### What is needed
From the first line to the last, print the records exactly, leaving out the pictures.
Data for review Block Start
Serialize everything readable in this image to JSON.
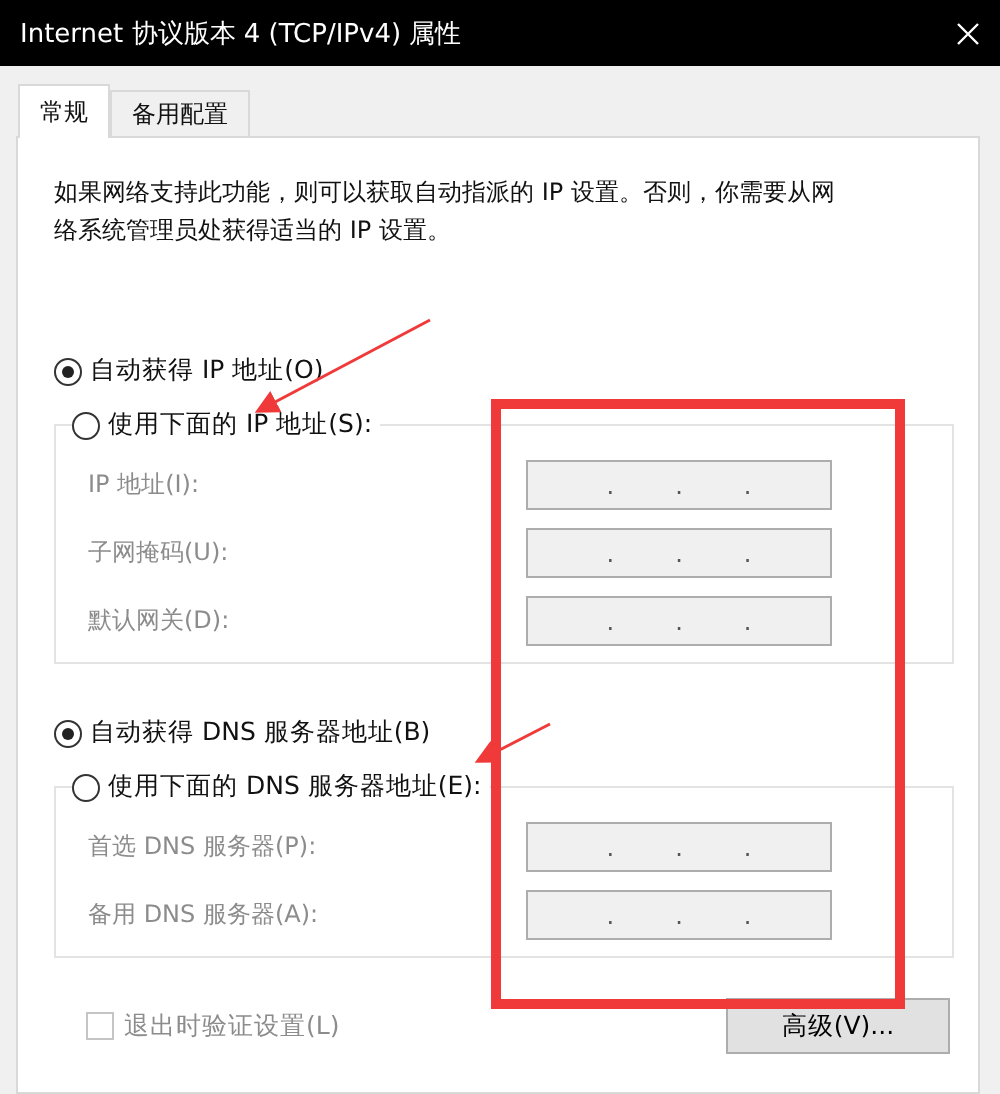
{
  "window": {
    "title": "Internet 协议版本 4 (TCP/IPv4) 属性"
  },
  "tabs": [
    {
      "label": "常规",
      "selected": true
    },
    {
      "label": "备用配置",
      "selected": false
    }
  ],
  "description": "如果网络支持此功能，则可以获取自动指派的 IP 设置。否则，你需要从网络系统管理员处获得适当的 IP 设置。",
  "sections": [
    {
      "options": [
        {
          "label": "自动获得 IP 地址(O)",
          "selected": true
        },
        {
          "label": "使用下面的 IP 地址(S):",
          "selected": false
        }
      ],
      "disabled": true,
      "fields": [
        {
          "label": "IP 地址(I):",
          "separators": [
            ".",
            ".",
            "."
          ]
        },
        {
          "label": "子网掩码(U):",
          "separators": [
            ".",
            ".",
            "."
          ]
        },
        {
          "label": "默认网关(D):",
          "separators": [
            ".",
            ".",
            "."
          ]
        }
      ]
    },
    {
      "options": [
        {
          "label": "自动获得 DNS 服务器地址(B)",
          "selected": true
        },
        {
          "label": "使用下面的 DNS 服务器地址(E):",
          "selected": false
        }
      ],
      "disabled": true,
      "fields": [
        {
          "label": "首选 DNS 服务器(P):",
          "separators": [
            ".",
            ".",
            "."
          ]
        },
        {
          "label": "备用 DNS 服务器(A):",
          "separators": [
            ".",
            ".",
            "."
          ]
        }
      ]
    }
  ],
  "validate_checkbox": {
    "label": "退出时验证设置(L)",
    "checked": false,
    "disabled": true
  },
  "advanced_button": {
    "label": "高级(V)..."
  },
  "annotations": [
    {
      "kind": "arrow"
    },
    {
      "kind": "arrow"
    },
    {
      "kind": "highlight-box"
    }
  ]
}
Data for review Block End
### Expected output
Serialize everything readable in this image to JSON.
{
  "window": {
    "title": "Internet 协议版本 4 (TCP/IPv4) 属性"
  },
  "tabs": [
    {
      "label": "常规",
      "selected": true
    },
    {
      "label": "备用配置",
      "selected": false
    }
  ],
  "description": "如果网络支持此功能，则可以获取自动指派的 IP 设置。否则，你需要从网络系统管理员处获得适当的 IP 设置。",
  "sections": [
    {
      "options": [
        {
          "label": "自动获得 IP 地址(O)",
          "selected": true
        },
        {
          "label": "使用下面的 IP 地址(S):",
          "selected": false
        }
      ],
      "disabled": true,
      "fields": [
        {
          "label": "IP 地址(I):",
          "separators": [
            ".",
            ".",
            "."
          ]
        },
        {
          "label": "子网掩码(U):",
          "separators": [
            ".",
            ".",
            "."
          ]
        },
        {
          "label": "默认网关(D):",
          "separators": [
            ".",
            ".",
            "."
          ]
        }
      ]
    },
    {
      "options": [
        {
          "label": "自动获得 DNS 服务器地址(B)",
          "selected": true
        },
        {
          "label": "使用下面的 DNS 服务器地址(E):",
          "selected": false
        }
      ],
      "disabled": true,
      "fields": [
        {
          "label": "首选 DNS 服务器(P):",
          "separators": [
            ".",
            ".",
            "."
          ]
        },
        {
          "label": "备用 DNS 服务器(A):",
          "separators": [
            ".",
            ".",
            "."
          ]
        }
      ]
    }
  ],
  "validate_checkbox": {
    "label": "退出时验证设置(L)",
    "checked": false,
    "disabled": true
  },
  "advanced_button": {
    "label": "高级(V)..."
  },
  "annotations": [
    {
      "kind": "arrow"
    },
    {
      "kind": "arrow"
    },
    {
      "kind": "highlight-box"
    }
  ]
}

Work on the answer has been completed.